The son of “Polish immigrants who fled Russian Jewish oppression,” Dr. Julius Stone studied music and played tennis at the University of Minnesota before attending medical school and becoming a dermatologist, according to his obituary.
Stone died on Aug. 17 in Sarasota at the age of 102 “after a prolonged battle” with COVID-19. He served in the U.S. Public Health Service during World War II.
“Dr. Stone left the USPHS at the rank of Captain and established a dermatology practice in Macomb County Michigan in the mid 1950s until his retirement the year 2000 after more than 45 years of community service in which he cared for thousands of families,” his obituary reads.
Stone also maintained a lifelong love of music and composed “multiple pieces of classical music that were eventually trademarked and played for public consumption in Southeast Florida.”
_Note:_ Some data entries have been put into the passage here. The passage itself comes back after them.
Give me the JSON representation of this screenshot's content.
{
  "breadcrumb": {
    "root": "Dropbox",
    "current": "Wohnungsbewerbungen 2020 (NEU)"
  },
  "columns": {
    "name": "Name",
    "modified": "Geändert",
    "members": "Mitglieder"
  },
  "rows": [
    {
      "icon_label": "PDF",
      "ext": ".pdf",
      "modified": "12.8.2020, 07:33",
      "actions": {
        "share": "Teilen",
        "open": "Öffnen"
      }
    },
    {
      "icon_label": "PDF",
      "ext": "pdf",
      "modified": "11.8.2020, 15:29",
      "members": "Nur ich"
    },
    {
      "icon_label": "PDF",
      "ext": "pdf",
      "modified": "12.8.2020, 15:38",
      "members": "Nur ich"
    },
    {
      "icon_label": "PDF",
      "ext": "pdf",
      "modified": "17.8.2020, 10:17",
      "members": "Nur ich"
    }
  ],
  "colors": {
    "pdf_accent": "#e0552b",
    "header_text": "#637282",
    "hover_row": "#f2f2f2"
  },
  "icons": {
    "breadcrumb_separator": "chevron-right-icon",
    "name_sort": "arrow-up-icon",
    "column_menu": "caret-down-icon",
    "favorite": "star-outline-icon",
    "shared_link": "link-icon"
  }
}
A teacher with more than 20 years of classroom experience, Michelle Cook had accepted a fifth grade teaching job at a new school this year but fell ill with COVID-19 before school started and died at Sarasota Memorial Hospital Tuesday after six days on a ventilator.
Cook, 51, moved to Sarasota County as a child and lived in North Port, attended church and school in Englewood and graduated from Clearwater Christian College before embarking on a teaching career.
The mother of two grown children had a passion for helping struggling students. She tutored an autistic child who was nonverbal this summer, taught summer classes at a school for children with disabilities and previously spent time teaching at the Triad Alternative School, a place for children who have struggled elsewhere.
“The thing that made her so good at that is she’s nonjudgmental, she’s the most forgiving person and just had the ability to accept people and students where they were,” said Cook’s sister, Bethanne Bearden.
Her grandchildren called her “Nene” and she liked that. Anita Smith also liked country music, particularly Willie Nelson’s “Always on My Mind,” and was known for her fried chicken dinners with macaroni and cheese and “the best homemade biscuits ever baked,” according to her obituary.
A native of Indiana who lived in Kentucky for years and moved to Nokomis 13 years ago to be closer to one of her sons and his family, Smith’s life changed in a big way recently when she moved into an assisted living center. She was eager to have more of a social life.
“She was all excited about a new chapter in her life,” said Noel Hudson, one of Smith’s four sons. “She had just gotten an assisted living an apartment but she only made it two days in assisted living when she fell and broke her hip and she had to go in and get hip surgery and somewhere in this process she got COVID.”
There were multiple complications that likely made Smith more susceptible to COVID-19, including her age, her recent hip break and a problem she had with fluid building up in her heart.
“You add heart failure to hip surgery and catching COVID and being 85 years old, it’s a tough formula,” Hudson said.
There has been talk nationwide about vaccine mandates for health care workers, but Hudson said it’s a “thorny issue” and he can see both sides.
“I think it’s a natural human reaction when you’re stressed to want to make a firm decision but I don’t think that’s really within our grasp right now,” he said. “But I hate it for my mom.”